This one is a pretty interesting challenge. I’ve used IDA Free only.
But before jumping into main, I’ll be analyzing the opendoor namespace
So, the class Buffer has two members; a vector of bytes and a offset indicating where to start the next read
Now lets analyze the Buffer::read<T> functions. This is important as it tells how the server unmarshalls the data.
Buffer::read<bool> is a wrapper to Buffer::read<uchar>.
Int32 and Int64 are being read in BigEndian
i.e., var_20[7 - var_14] = Buffer::read<uchar>()
read<shared_ptr<vector<uchar>>> and read<string> work the same.
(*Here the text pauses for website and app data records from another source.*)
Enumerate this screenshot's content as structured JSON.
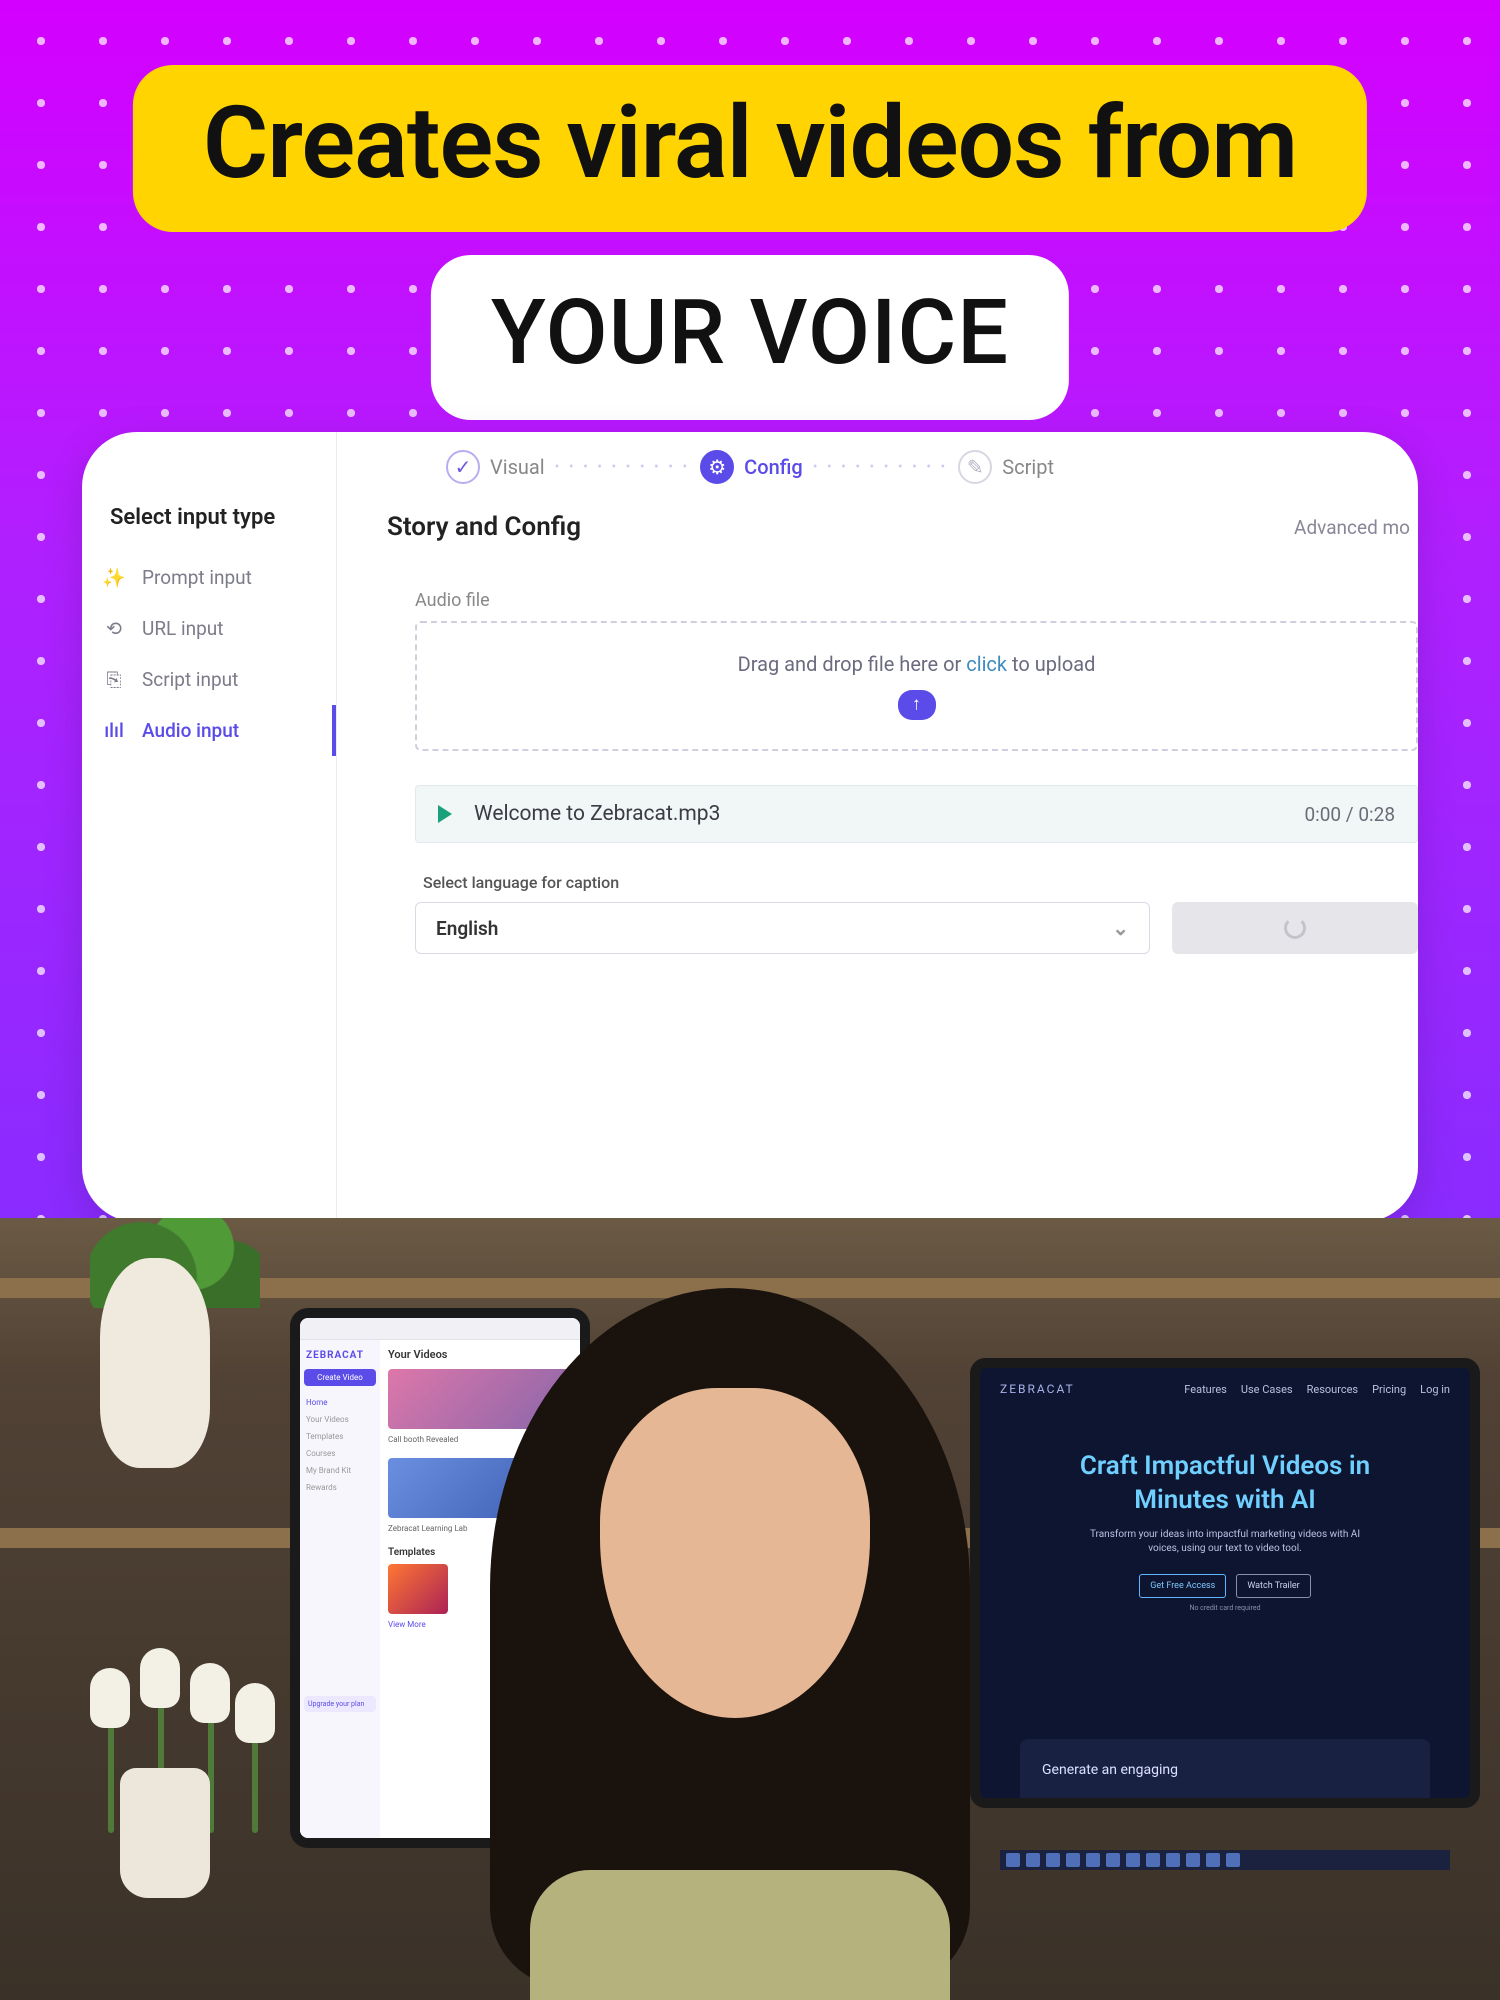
{
  "headline": {
    "line1": "Creates viral videos from",
    "line2": "YOUR VOICE"
  },
  "stepper": {
    "steps": [
      {
        "label": "Visual",
        "state": "done",
        "glyph": "✓"
      },
      {
        "label": "Config",
        "state": "active",
        "glyph": "⚙"
      },
      {
        "label": "Script",
        "state": "pending",
        "glyph": "✎"
      }
    ]
  },
  "sidebar": {
    "title": "Select input type",
    "items": [
      {
        "label": "Prompt input",
        "icon": "wand-icon",
        "active": false
      },
      {
        "label": "URL input",
        "icon": "link-icon",
        "active": false
      },
      {
        "label": "Script input",
        "icon": "script-icon",
        "active": false
      },
      {
        "label": "Audio input",
        "icon": "audio-wave-icon",
        "active": true
      }
    ]
  },
  "main": {
    "title": "Story and Config",
    "advanced_label": "Advanced mo",
    "audio_section_label": "Audio file",
    "dropzone": {
      "pre": "Drag and drop file here or ",
      "click": "click",
      "post": " to upload"
    },
    "file": {
      "name": "Welcome to Zebracat.mp3",
      "time": "0:00 / 0:28"
    },
    "language": {
      "label": "Select language for caption",
      "value": "English"
    }
  },
  "background": {
    "left_monitor": {
      "brand": "ZEBRACAT",
      "create_button": "Create Video",
      "nav": [
        "Home",
        "Your Videos",
        "Templates",
        "Courses",
        "My Brand Kit",
        "Rewards"
      ],
      "upgrade": "Upgrade your plan",
      "your_videos": "Your Videos",
      "caption1": "Call booth Revealed",
      "caption2": "Zebracat Learning Lab",
      "templates": "Templates",
      "view_more": "View More"
    },
    "right_monitor": {
      "brand": "ZEBRACAT",
      "nav": [
        "Features",
        "Use Cases",
        "Resources",
        "Pricing",
        "Log in"
      ],
      "hero_line1": "Craft Impactful Videos in",
      "hero_line2": "Minutes with AI",
      "sub": "Transform your ideas into impactful marketing videos with AI voices, using our text to video tool.",
      "btn1": "Get Free Access",
      "btn2": "Watch Trailer",
      "tiny": "No credit card required",
      "genbox": "Generate an engaging"
    }
  }
}
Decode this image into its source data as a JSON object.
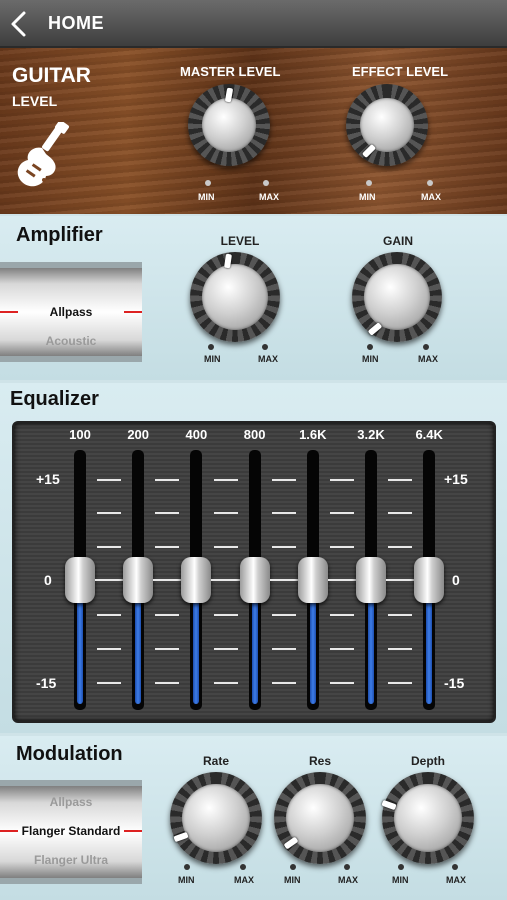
{
  "topbar": {
    "back_icon": "chevron-left-icon",
    "home_label": "HOME"
  },
  "guitar": {
    "title": "GUITAR",
    "subtitle": "LEVEL",
    "icon": "electric-guitar-icon",
    "knobs": [
      {
        "label": "MASTER LEVEL",
        "min": "MIN",
        "max": "MAX",
        "level": 0.5
      },
      {
        "label": "EFFECT LEVEL",
        "min": "MIN",
        "max": "MAX",
        "level": 0.15
      }
    ]
  },
  "amplifier": {
    "title": "Amplifier",
    "drum": {
      "items": [
        "Allpass",
        "Acoustic"
      ],
      "selected": "Allpass"
    },
    "knobs": [
      {
        "label": "LEVEL",
        "min": "MIN",
        "max": "MAX",
        "level": 0.5
      },
      {
        "label": "GAIN",
        "min": "MIN",
        "max": "MAX",
        "level": 0.1
      }
    ]
  },
  "equalizer": {
    "title": "Equalizer",
    "scale_top": "+15",
    "scale_mid": "0",
    "scale_bottom": "-15",
    "bands": [
      {
        "freq": "100",
        "gain": 0
      },
      {
        "freq": "200",
        "gain": 0
      },
      {
        "freq": "400",
        "gain": 0
      },
      {
        "freq": "800",
        "gain": 0
      },
      {
        "freq": "1.6K",
        "gain": 0
      },
      {
        "freq": "3.2K",
        "gain": 0
      },
      {
        "freq": "6.4K",
        "gain": 0
      }
    ]
  },
  "modulation": {
    "title": "Modulation",
    "drum": {
      "items": [
        "Allpass",
        "Flanger Standard",
        "Flanger Ultra"
      ],
      "selected": "Flanger Standard"
    },
    "knobs": [
      {
        "label": "Rate",
        "min": "MIN",
        "max": "MAX",
        "level": 0.1
      },
      {
        "label": "Res",
        "min": "MIN",
        "max": "MAX",
        "level": 0.05
      },
      {
        "label": "Depth",
        "min": "MIN",
        "max": "MAX",
        "level": 0.15
      }
    ]
  },
  "colors": {
    "accent_blue": "#3d7de8",
    "wood": "#7a4522",
    "panel": "#cfe3e8"
  }
}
The first call read<uint> to read the no. of. bytes and read<uchar> to read that many bytes i.e., a vector is a string of bytes prefixed by its length
The constructor of AESCrypter calls the superclass constructor, before initializing the members. AESCrypter::decrypt and AESCrypter::encrypt perform decryption and encryption using AES 256 CBC.
There is another class that implements Crypter. Its the PlainCrypter. Well you have guessed it right. Its a dummy class which neither encrypts nor decrypts. It has another parameter which if set to TRUE, prints debug logs.
Let’s move to opendoor::State which encapsulates a lock for the magic door.
The methods of State are straightforward. Here’s the representation of State
The Messaging Protocol
The Message class consists of six methods - parse_message, execute, to_string, serialize, ptr, and get_id out of which parse_message, to_string and get_id are pure virtual, i.e., they have to be implemented in the classes implementing Message.
The subclasses of Message are of:
- Messages that have a request and response - UnlockMessage, DebugMessage, PingMessage
Message::serialize performs the common serialization.
It writes the message_id followed by the timestamp returned by time().
Now let’s go to Message::ParseMessage
It reads two Int32 words i.e., the message_id and timestamp and checks if the recieved timestamp bounded by 5 seconds of the current timestamp. Otherwise it responds with an INVALID_TIMESTAMP ErrorMessage. I’ll discuss later how I got error constant names.
The generic parsing routine
So, the timestamp must be within 5 seconds.
Message also defines 7 lambdas that creates an instance each of the concrete message classes and encapsulates within a shared_ptr.
UnlockMessage::parse_message reads two Int64 words and stores them in its member variables.
Clearly, the first member variable must be non zero and the second member variable must equate to door_number. The _good branch continues at
which unlocks the door and creates an UnlockResponse. While the _bad branch, locks the door instead and returns an ACCESS_DENIED ErrorMessage.
Now we can represent Message as
It reads an Int32 which can be either 1 or 2. If the value read is 1, then it reads a boolean. If the value is 2, it reads a string. These are stored in member variables at offsets +8, +12, +16
If the member at offset +8 is 1 then DebugRequestMessage::handle_debug_message_ is called. If the value is not 1 and the lock is not debuggable, an ACCESS_DENIED Error is returned. Whereas if the value is 2, and the lock is debuggable, DebugRequestMessage::handle_readfile is called.
Thus the member at offset +8, denotes the debug_type
Yay ! This looks promising !
So, to execute handle_readfile_, we must have the lock’s DEBUG flag turned on. But the lock’s debug flag is initially 0.
If the member at offset +12 is 1, the routine turns on the door’s DEBUG flag if the door is unlocked. If the value at offset +12 is not 1, then the door’s debug flag is turned off.
The member at offset +12 denotes the flag for turning on lock’s debug flag.
handle_readfile_ reads 4K bytes from the file whose path is stored in the member variable at offset +16 and returns the contents.
- Send UnlockMessage to set the lock’s status to UNLOCKED
- Send DebugMessage of type 1 to set the lock’s DEBUG flag
- Send DebugMessage of type 2 to read any file !!
The ConnectionPool class uses non-blocking IO. It maintains a map whose keys are the client socket descriptors and values are instances of ConnectionHandler. The do_read_ (do_write) methods read (write) a vector of bytes (from the socket) in the same format as Buffer reads (writes).
Here’s the vtable for ConnectionHandler
The members of ConnectionHandler are
Let’s visit ConnectionHandler::process_message_
The routine calls cryptr->decrypt() on buffer. If the decryption is successful, it proceeds to ParseMessage
If the message has been parsed successfully, the execute() method is invoked. If it succeeds, a positive response is returned by invoking serialize() followed by cryptr->encrypt()
Last but not the least, init
The second routine, sets up the maps as follows
main is also straightforward. It calls parse_flags to determine the default Crypter instance to be used. The default is AESCrypter. If -n is specified, PlainCrypter is used. The default port is 4848 which can be changed with -p option.
So, we have to write the encrypted Message prefixed by the size of the encrypted message to the server.
And the Output …
Solved after the CTF was over :(